“We are redefining what a checking account means in the U.S. right now,” Moynihan said Tuesday during an industry conference in New York. “All of these capabilities -- real-time payments, P2P, and all that stuff, this is just going to become core to what the checking account is in the future, and we’re going to have to provide that with I don’t think any way to get paid for it.”
Moynihan said earlier Tuesday that lenders must learn from financial technology startups and closely monitor customer preferences to avoid the fate of other industries being squeezed by new entrants. That includes innovations such as blockchain technology that may ease institutional transactions, retail bank data aggregators and robo-advisers in wealth management.
“If we do it well, it bodes well for our industry,” Moynihan said. “If we don’t do it well, it may allow part of our industry to be forever taken away from us because it can divorce the payment system away from us.”

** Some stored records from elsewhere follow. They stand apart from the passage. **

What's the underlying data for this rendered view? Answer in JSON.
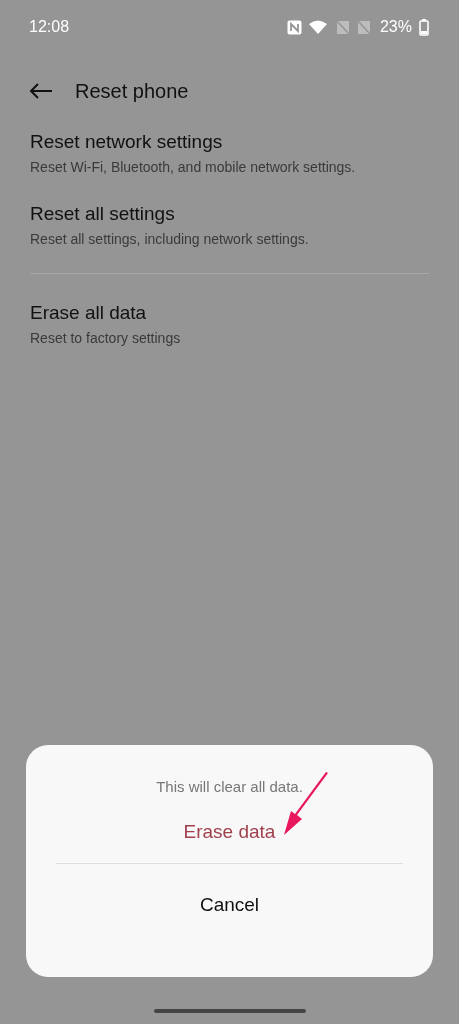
{
  "status_bar": {
    "time": "12:08",
    "battery": "23%"
  },
  "header": {
    "title": "Reset phone"
  },
  "sections": [
    [
      {
        "title": "Reset network settings",
        "subtitle": "Reset Wi-Fi, Bluetooth, and mobile network settings."
      },
      {
        "title": "Reset all settings",
        "subtitle": "Reset all settings, including network settings."
      }
    ],
    [
      {
        "title": "Erase all data",
        "subtitle": "Reset to factory settings"
      }
    ]
  ],
  "dialog": {
    "message": "This will clear all data.",
    "confirm": "Erase data",
    "cancel": "Cancel"
  }
}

Peer-to-peer payments allows a person to send money from their bank account to someone else with a few taps on a smartphone. The relatively nascent service is dominated by firms including PayPal Holdings Inc.’s Venmo. Apple Inc. is in negotiations with banks to introduce a peer-to-peer payments feature as soon as next year, a person with knowledge of the talks said last week.